Waterbury’s municipal employees, both hourly and salaried, are reducing their hours during the COVID-19 pandemic.
Five employees have been laid off including three from the town office and two part-time employees from the Waterbury Public Library, according to Waterbury town manager Bill Shepeluk.
Shepeluk said that several weeks ago, before the governor’s Stay Home, Stay Safe order was issued, recognizing that the pandemic was coming, he had a staff meeting and asked all hourly town employees if they could try to do their work on 5 percent less time, given the fact that so many other businesses in town were closed and losing money.
“I wasn’t asking anyone to work hours they wouldn’t get paid for. A 5 percent reduction means 38 hours a week. People started to do that,” Shepeluk said.
As for salaried employees, the town consulted with its attorneys at Stitzel, Page and Fletcher and determined that salaried employees have to be paid their salaries if they work.
“I asked those salaried employees if they’d take a reduction in their salaries and told them it would be voluntary and all salaried employees have done that,” he reported.
Waterbury has about 30 employees between the library, the town and the water and sewer utility district. The town’s request that those employees voluntarily reduce their hours came before the Stay Home, Stay Safe order. After that order, the layoffs were instituted. Waterbury’s personnel policy requires that employees receive two-week notice before a layoff.
“Some people that we laid off, we had to tell them don’t come to work and we’ll pay you for those two weeks,” Shepeluk said.
In terms of the road crew, he said, there are eight employees in that department, including the supervisor. All eight of those employees are now working 20 hours a week and are in their second week of having to be paid for their full 40 hours a week.
“As of a week ago Sunday, they went to the 20-hour-a-week schedule to allow for proper social distancing from each other and to comply with the Stay Home, Stay Safe order. We’ve been able to make sure every day is covered,” he said.

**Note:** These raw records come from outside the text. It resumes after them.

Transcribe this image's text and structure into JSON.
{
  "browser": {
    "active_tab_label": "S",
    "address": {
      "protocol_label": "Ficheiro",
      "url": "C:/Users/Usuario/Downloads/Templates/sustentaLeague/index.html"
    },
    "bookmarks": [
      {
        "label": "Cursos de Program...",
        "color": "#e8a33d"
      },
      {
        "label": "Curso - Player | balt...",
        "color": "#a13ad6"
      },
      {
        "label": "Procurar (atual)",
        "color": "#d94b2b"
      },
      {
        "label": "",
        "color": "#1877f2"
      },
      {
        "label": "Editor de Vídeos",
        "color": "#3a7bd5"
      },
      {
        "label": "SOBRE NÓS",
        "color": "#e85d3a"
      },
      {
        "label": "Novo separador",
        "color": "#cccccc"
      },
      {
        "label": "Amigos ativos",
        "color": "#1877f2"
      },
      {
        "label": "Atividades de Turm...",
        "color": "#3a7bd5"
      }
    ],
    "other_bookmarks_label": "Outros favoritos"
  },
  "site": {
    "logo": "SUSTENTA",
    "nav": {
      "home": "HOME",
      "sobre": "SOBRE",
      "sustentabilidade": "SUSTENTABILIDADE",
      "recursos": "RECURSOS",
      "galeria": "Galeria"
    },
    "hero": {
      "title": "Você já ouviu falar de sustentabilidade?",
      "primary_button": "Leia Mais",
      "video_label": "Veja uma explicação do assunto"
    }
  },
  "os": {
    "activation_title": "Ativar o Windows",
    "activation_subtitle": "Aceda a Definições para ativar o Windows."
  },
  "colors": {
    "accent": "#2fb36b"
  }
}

Reducing the hours of those eight employees by half is saving the highway department approximately $3,500 a week, according to Shepeluk.